concerned High Court. The High Court shall, on the basis of the opinion of the Board, order winding-up of the sick industrial company in accordance with the provisions of the Companies Act, 1956.

Sick Industrial Companies (Special Provisions) Act,1985 (SICA) was repealed and replaced by Sick Industrial Companies (Special Provisions) Repeal Act,2003. The new Act diluted some of the provisions of SICA and plugged certain loopholes. It aimed not only to combat industrial sickness but also to reduce the same by ensuring that companies do not view declaration of sickness as an escapist route from legal provisions after the failure of the project or similar other reasons and thereby gain access to various benefits or concessions from financial institutions.
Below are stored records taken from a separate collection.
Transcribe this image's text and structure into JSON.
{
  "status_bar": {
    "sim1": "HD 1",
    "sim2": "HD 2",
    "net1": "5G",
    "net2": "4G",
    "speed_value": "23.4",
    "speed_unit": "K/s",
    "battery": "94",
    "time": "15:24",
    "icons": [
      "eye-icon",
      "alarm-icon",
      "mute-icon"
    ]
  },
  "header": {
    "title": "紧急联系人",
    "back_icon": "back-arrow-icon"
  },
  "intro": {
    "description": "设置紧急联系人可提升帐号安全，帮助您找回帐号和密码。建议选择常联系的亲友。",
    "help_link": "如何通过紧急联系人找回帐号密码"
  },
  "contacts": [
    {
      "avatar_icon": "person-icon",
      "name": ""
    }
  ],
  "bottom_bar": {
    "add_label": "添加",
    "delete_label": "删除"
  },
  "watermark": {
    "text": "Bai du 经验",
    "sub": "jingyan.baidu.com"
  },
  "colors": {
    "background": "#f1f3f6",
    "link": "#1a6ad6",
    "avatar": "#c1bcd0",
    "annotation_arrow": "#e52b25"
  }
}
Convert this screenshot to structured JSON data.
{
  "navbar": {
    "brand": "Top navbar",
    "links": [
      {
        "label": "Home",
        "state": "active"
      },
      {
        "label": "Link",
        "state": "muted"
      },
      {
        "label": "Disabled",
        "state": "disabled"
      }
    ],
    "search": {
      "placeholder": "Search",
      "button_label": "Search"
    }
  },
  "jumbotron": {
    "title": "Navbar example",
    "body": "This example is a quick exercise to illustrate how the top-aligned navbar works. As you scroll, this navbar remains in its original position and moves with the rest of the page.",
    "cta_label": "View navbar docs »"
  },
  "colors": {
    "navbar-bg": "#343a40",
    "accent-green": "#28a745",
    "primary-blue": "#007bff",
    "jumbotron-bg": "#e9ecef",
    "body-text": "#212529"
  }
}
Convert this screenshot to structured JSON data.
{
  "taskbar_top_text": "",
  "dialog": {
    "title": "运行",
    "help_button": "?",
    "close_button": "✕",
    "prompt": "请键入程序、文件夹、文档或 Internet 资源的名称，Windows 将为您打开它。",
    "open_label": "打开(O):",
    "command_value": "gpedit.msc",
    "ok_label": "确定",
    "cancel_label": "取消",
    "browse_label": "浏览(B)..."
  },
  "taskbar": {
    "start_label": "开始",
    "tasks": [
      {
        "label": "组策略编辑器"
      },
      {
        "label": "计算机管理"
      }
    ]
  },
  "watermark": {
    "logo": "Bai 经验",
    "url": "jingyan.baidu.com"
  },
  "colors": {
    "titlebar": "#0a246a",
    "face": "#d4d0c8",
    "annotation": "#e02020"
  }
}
Under it, the Board for Industrial and Financial Reconstruction (BIFR) and Appellate Authority for Industrial and Financial Reconstruction (AAIFR) were dissolved and replaced by National Company Law Tribunal (NCLT) and National Law Appellate Tribunal (NCLAT) respectively.